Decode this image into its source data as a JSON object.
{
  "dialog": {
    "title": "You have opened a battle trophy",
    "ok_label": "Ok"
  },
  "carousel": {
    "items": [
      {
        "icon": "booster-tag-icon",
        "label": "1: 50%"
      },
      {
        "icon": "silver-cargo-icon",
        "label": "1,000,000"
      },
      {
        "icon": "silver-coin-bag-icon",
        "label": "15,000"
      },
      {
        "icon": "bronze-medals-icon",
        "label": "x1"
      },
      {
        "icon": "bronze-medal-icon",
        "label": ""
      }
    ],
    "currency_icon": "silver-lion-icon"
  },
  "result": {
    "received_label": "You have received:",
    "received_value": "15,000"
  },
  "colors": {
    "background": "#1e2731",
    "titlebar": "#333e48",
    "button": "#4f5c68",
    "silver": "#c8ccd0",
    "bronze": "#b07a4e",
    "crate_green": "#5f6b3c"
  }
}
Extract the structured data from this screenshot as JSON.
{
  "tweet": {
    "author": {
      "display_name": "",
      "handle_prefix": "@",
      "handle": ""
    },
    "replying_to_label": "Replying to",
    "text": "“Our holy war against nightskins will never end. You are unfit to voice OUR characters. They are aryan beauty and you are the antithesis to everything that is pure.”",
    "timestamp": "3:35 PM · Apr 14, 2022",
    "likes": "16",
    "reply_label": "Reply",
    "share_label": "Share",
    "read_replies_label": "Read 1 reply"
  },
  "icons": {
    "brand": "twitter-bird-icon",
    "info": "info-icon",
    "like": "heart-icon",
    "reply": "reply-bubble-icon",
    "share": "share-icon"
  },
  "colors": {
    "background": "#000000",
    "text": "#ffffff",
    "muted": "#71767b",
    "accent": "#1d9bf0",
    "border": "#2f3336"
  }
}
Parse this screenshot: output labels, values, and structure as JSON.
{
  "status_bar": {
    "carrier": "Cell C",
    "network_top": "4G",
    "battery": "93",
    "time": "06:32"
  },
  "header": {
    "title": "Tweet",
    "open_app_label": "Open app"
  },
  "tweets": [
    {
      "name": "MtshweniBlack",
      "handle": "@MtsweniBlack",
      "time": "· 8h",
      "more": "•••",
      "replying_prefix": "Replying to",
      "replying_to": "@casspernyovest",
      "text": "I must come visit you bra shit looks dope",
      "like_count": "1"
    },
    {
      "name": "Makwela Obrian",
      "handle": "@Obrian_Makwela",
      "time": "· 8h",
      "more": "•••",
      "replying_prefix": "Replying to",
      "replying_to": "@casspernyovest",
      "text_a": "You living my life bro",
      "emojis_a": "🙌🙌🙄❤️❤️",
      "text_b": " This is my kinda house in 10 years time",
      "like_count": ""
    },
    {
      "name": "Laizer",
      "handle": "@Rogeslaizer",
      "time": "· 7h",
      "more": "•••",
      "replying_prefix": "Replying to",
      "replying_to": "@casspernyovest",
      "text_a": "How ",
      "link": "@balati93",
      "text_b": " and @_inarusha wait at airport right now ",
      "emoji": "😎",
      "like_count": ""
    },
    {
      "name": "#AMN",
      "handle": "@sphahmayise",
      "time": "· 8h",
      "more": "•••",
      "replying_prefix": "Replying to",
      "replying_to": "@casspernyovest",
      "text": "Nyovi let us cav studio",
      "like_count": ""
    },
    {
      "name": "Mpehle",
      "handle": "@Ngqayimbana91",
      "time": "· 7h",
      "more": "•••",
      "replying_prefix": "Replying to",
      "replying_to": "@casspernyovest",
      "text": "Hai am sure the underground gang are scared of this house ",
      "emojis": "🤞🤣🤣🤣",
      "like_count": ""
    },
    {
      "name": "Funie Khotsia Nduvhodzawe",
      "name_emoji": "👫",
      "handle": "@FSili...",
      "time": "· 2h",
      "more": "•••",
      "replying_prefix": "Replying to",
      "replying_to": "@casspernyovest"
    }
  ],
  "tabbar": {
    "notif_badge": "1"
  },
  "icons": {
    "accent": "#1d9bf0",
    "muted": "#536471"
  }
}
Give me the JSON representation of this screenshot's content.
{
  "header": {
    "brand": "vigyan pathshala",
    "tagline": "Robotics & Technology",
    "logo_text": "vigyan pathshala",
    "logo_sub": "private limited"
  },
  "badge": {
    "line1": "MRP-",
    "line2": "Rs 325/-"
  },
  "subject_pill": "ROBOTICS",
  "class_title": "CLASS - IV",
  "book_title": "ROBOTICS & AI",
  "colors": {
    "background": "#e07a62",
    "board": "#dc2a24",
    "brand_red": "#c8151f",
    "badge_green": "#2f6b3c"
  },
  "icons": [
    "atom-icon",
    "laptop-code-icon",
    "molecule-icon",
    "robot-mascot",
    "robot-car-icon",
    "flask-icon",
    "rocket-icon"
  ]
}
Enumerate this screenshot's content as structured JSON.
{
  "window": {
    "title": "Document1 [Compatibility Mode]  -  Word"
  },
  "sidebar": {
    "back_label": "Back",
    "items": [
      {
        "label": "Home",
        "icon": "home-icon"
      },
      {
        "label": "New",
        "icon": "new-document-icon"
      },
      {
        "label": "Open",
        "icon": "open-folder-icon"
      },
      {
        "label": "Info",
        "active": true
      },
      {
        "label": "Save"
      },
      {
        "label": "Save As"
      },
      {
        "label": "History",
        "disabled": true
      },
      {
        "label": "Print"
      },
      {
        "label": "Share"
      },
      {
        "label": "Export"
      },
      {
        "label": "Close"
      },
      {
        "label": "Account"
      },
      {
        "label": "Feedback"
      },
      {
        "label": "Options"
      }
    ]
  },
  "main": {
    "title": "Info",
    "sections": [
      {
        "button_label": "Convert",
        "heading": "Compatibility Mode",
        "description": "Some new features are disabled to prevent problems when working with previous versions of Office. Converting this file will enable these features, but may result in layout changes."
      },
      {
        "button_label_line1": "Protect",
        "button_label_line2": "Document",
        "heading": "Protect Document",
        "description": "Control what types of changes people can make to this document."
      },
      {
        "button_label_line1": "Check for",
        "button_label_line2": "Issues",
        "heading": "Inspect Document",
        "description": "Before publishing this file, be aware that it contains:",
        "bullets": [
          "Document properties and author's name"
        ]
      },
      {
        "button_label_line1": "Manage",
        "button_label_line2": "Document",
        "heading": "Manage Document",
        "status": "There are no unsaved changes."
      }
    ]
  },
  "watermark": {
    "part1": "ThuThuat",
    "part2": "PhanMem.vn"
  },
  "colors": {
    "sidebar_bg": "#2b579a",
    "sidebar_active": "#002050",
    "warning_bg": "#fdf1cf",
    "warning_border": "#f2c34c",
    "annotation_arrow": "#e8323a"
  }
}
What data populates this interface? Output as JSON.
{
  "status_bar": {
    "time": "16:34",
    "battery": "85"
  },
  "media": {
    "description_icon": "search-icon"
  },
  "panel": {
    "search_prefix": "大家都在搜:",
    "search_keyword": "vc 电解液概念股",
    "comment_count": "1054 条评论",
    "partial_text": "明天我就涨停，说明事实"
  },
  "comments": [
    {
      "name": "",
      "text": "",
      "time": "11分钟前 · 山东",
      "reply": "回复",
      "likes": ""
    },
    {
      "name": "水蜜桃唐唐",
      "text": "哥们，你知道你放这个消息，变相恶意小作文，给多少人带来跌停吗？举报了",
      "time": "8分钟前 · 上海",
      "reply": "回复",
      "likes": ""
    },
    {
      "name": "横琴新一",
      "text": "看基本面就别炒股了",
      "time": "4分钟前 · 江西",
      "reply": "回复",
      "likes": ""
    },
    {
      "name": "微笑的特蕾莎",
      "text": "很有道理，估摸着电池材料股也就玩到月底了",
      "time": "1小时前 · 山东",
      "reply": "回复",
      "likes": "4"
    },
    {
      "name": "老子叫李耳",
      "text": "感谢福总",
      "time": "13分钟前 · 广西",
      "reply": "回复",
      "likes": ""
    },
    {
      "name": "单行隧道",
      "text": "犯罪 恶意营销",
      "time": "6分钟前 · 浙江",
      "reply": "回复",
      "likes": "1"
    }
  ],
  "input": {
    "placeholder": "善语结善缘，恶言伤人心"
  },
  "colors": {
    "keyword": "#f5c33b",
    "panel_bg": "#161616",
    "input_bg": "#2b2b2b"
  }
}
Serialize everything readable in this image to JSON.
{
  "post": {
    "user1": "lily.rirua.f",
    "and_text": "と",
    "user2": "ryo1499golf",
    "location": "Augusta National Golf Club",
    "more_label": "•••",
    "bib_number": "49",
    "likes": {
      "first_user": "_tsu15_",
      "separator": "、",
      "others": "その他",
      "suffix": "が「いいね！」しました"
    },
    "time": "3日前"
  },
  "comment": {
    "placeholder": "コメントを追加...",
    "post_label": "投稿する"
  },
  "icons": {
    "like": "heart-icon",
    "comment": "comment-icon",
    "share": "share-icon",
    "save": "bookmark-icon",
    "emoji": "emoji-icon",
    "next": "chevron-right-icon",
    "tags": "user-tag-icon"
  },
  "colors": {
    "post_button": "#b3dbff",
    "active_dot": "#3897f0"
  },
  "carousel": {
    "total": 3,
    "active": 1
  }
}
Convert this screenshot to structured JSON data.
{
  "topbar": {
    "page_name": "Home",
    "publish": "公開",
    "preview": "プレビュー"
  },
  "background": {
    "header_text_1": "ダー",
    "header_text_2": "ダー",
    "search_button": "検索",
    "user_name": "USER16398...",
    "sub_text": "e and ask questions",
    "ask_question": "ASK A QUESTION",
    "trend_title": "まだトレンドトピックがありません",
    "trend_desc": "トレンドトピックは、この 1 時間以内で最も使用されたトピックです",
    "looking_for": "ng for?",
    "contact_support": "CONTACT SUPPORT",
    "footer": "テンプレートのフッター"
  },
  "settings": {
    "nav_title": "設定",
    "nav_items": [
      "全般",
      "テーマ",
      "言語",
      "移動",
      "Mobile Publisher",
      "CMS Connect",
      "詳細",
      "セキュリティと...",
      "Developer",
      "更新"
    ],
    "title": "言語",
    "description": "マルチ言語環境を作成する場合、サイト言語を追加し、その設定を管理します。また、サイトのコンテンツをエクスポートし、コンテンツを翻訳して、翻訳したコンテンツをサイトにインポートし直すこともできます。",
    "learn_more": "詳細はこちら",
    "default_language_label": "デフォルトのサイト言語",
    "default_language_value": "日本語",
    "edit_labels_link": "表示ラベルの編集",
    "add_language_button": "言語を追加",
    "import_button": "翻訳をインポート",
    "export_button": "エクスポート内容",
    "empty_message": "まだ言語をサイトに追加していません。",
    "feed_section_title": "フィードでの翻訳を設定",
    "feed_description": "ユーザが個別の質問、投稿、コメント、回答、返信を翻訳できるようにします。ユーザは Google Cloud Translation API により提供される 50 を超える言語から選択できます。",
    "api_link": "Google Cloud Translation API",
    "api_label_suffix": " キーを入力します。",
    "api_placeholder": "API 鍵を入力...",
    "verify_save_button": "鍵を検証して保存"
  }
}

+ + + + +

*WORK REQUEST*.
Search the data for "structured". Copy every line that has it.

*TASK RESPONSE*.
Extract the structured data from this screenshot as JSON.
Enumerate this screenshot's content as structured JSON.
Convert this screenshot to structured JSON data.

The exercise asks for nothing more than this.